Learn Japanese easily! When you first visit Japan, people will probably ask you if you’ve been there before. You’ll want to tell them, “It’s my first visit to Japan.” You’ll also want to be able to ask others whether they have visited Japan before. Once you get past this step, it’s critical that you know whether to use formal or informal Japanese. And, you’ve got to use them both correctly. This Beginner Japanese article teaches you how to use hajimete (“for the first time”) and other important words you’ll use when you talk about your first trip to Japan. You’ll also find an indispensable review of Japanese formal and informal speech and an explanation of when to use each one. Don’t miss the awesome chart and practice sentences in this Beginner Japanese article!
Vocabulary: In this article, you’ll learn the following words and phrases:
moo – “already” (adverb)
tsuku – “to arrive at, to reach” (verb 1)
okiru – “to wake up, to get up” (verb 2)
yoku – “well, very”
tsukareru – “to get tired” (verb 2)
sama – (pol) “Mr.” or “Mrs.”
aruku – “to walk” (verb 1)
hajimete – “for the first time”
nikkei – “Japanese descent”
Burajiru – “Brazil”
umareru – “to be born” (verb 2)
sodatsu – “to be raised” (verb 1)
mago – “grandchild”
Jitsu wa – “the truth is, actually”
Grammar: In this article, you’ll learn the following words and phrases:
Useful Vocabulary and Phrases
Yoku is the adverbial form of the adjective yoi or ii (“good”), and it means “well, nicely, properly,” or “often.”
*For more information on adverbial form see Nihongo Doojoo: Beginner Series Season 4 Article 5
Literal translation: “Could do well.”
“( I ) ate a lot.”
Literal translation: “Ate well.”
The first Chinese character means “sun, day,” or “Japan.” The second Chinese character means “lineage, system,” or “group.” When the name of a country follows, it refers descent.
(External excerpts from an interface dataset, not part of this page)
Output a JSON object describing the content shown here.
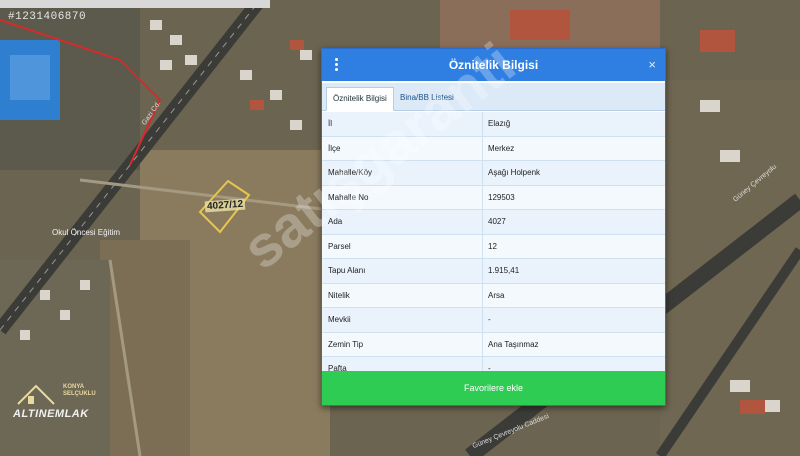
{
  "listing": {
    "number": "#1231406870"
  },
  "map": {
    "parcel_label": "4027/12",
    "place_label": "Okul Öncesi Eğitim",
    "road_label_top": "Gazi Cd.",
    "road_label_right": "Güney Çevreyolu",
    "road_label_bottom": "Güney Çevreyolu Caddesi"
  },
  "logo": {
    "top_line1": "KONYA",
    "top_line2": "SELÇUKLU",
    "main": "ALTINEMLAK"
  },
  "watermark": "satışgaranti",
  "dialog": {
    "title": "Öznitelik Bilgisi",
    "close_label": "×",
    "tabs": [
      "Öznitelik Bilgisi",
      "Bina/BB Listesi"
    ],
    "rows": [
      {
        "key": "İl",
        "value": "Elazığ"
      },
      {
        "key": "İlçe",
        "value": "Merkez"
      },
      {
        "key": "Mahalle/Köy",
        "value": "Aşağı Holpenk"
      },
      {
        "key": "Mahalle No",
        "value": "129503"
      },
      {
        "key": "Ada",
        "value": "4027"
      },
      {
        "key": "Parsel",
        "value": "12"
      },
      {
        "key": "Tapu Alanı",
        "value": "1.915,41"
      },
      {
        "key": "Nitelik",
        "value": "Arsa"
      },
      {
        "key": "Mevkii",
        "value": "-"
      },
      {
        "key": "Zemin Tip",
        "value": "Ana Taşınmaz"
      },
      {
        "key": "Pafta",
        "value": "-"
      }
    ],
    "favorite_button": "Favorilere ekle"
  },
  "colors": {
    "header": "#2f7fe2",
    "button": "#2ecc52",
    "parcel_outline": "#e8c64a",
    "boundary": "#d62a2a"
  }
}
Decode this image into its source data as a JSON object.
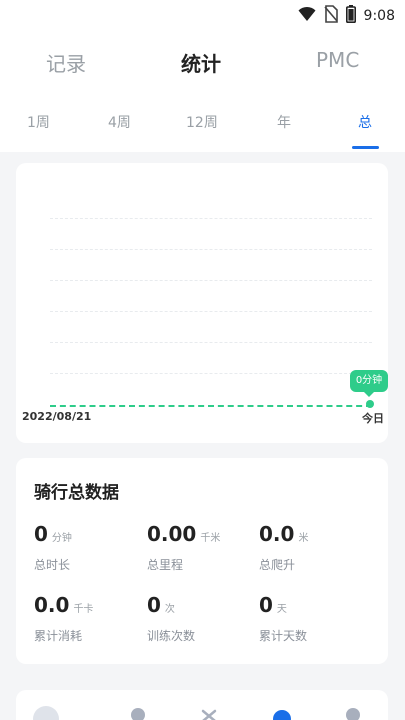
{
  "status_bar": {
    "time": "9:08",
    "icons": [
      "wifi-icon",
      "no-sim-icon",
      "battery-icon"
    ]
  },
  "main_tabs": [
    {
      "label": "记录",
      "active": false
    },
    {
      "label": "统计",
      "active": true
    },
    {
      "label": "PMC",
      "active": false
    }
  ],
  "sub_tabs": [
    {
      "label": "1周",
      "active": false
    },
    {
      "label": "4周",
      "active": false
    },
    {
      "label": "12周",
      "active": false
    },
    {
      "label": "年",
      "active": false
    },
    {
      "label": "总",
      "active": true
    }
  ],
  "chart": {
    "start_label": "2022/08/21",
    "end_label": "今日",
    "tooltip": "0分钟"
  },
  "chart_data": {
    "type": "line",
    "x": [
      "2022/08/21",
      "今日"
    ],
    "values": [
      0,
      0
    ],
    "tooltip_value": "0分钟",
    "grid": true
  },
  "stats": {
    "title": "骑行总数据",
    "items": [
      {
        "value": "0",
        "unit": "分钟",
        "label": "总时长"
      },
      {
        "value": "0.00",
        "unit": "千米",
        "label": "总里程"
      },
      {
        "value": "0.0",
        "unit": "米",
        "label": "总爬升"
      },
      {
        "value": "0.0",
        "unit": "千卡",
        "label": "累计消耗"
      },
      {
        "value": "0",
        "unit": "次",
        "label": "训练次数"
      },
      {
        "value": "0",
        "unit": "天",
        "label": "累计天数"
      }
    ]
  },
  "colors": {
    "accent": "#1a6ee8",
    "chart_green": "#2ecc8a",
    "background": "#f4f5f7"
  }
}
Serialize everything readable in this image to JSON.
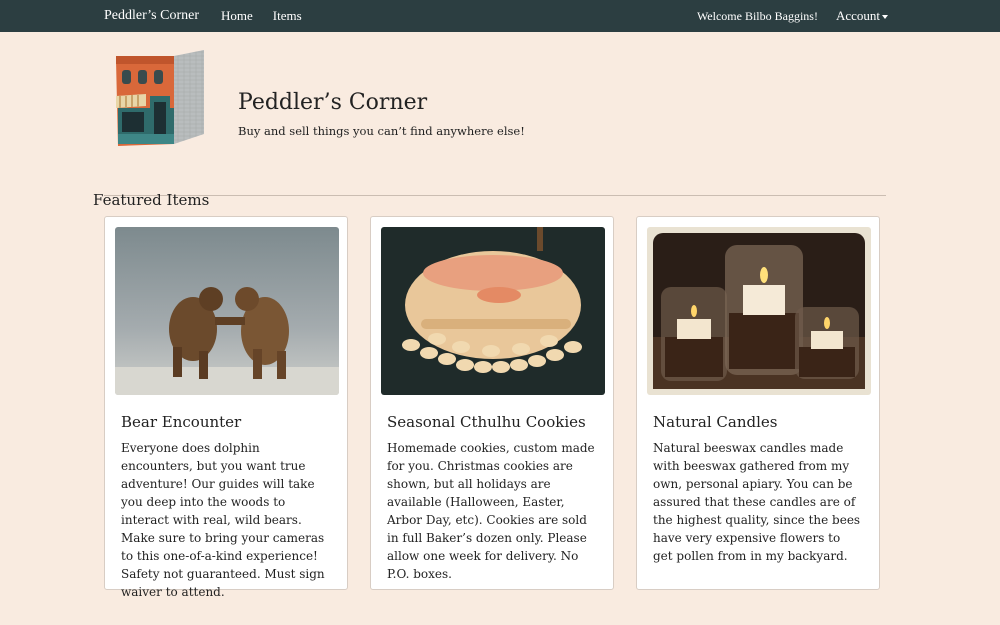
{
  "nav": {
    "brand": "Peddler’s Corner",
    "links": [
      "Home",
      "Items"
    ],
    "welcome": "Welcome Bilbo Baggins!",
    "account": "Account"
  },
  "hero": {
    "title": "Peddler’s Corner",
    "subtitle": "Buy and sell things you can’t find anywhere else!"
  },
  "featured": {
    "heading": "Featured Items",
    "items": [
      {
        "title": "Bear Encounter",
        "description": "Everyone does dolphin encounters, but you want true adventure! Our guides will take you deep into the woods to interact with real, wild bears. Make sure to bring your cameras to this one-of-a-kind experience! Safety not guaranteed. Must sign waiver to attend."
      },
      {
        "title": "Seasonal Cthulhu Cookies",
        "description": "Homemade cookies, custom made for you. Christmas cookies are shown, but all holidays are available (Halloween, Easter, Arbor Day, etc). Cookies are sold in full Baker’s dozen only. Please allow one week for delivery. No P.O. boxes."
      },
      {
        "title": "Natural Candles",
        "description": "Natural beeswax candles made with beeswax gathered from my own, personal apiary. You can be assured that these candles are of the highest quality, since the bees have very expensive flowers to get pollen from in my backyard."
      }
    ]
  }
}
However, it is nikkei that describes Japanese descent, not nihon-kei.
- Correct: nikkei Burajiru-jin
- Incorrect: nihonkei Burajiru-jin
Mekishiko kei amerika-jin
Furansu kei kanada-jin
umareru – “to be born”
sodatsu – “to be raised, to grow up”
The particle de follows the place one was born or raised. Check the usage in the examples.
- “I was born in Mexico.”
(Watashi wa) Mekishiko de umaremashita.
- “I grew up in France.”
(Watashi wa) Furansu de sodachimashita.
- “I was born and raised in Japan.”
(Watashi wa) Nihon de umarete, nihon de sodachimashita.
(Watashi wa) Nihon de umarete, sodachimashita.
“for the first time, first time”
Hajimete is an adverb, so we generally use it with a verb. However, to mention that it is one’s first time experiencing something, we use the sentence structure “[ noun ] wa hajimete desu.”
- (Watashi wa) hajimete nihon ni kimashita.
“I came to Japan for the first time.”
Nihon wa hajimete desu.
“It’s my first time in Japan.”
Nihon wa hajimete desu ka.
“Is it your first time in Japan?”
In this article, we are going to learn more about formal and informal speech by reviewing the past tense of a verb.
How to create the formal past form of a verb:
- Change the verb into its corresponding –masu form.
- Drop –masu and add –mashita.
For more information see Nihongo Doojoo: Newbie Series Style You and Beyond Article 23
Dictionary Form / –masu Form / Formal Past Form
aruku / arukimasu / arukimashita
neru / nemasu / nemashita
How to create the informal past form of a verb
- Change the verb into its corresponding –te form.
- Drop –te and add –ta.
For more information see Nihongo Doojoo: Beginner Series Article 24
Dictionary Form / -te Form / Informal Past Form (-ta form)
aruku / aruite / aruita
sodatsu / sodatte / sodatta
okiru / okite / okita
neru / nete / neta
umareru / umarete / umareta
suru / shite / shita
kuru / kite / kita
Please rewrite the sentences in informal form.
Watashi wa Burajiru de umaremashita.
Watashi wa Burajiru de sodachimashita.
Kyoo wa yoku arukimashita yo.
Nihon ni hajimete kimashita.
Please rewrite the sentences in formal form.
Kamakura ni itta.
Kinoo nani shita?
Source by Peter Galante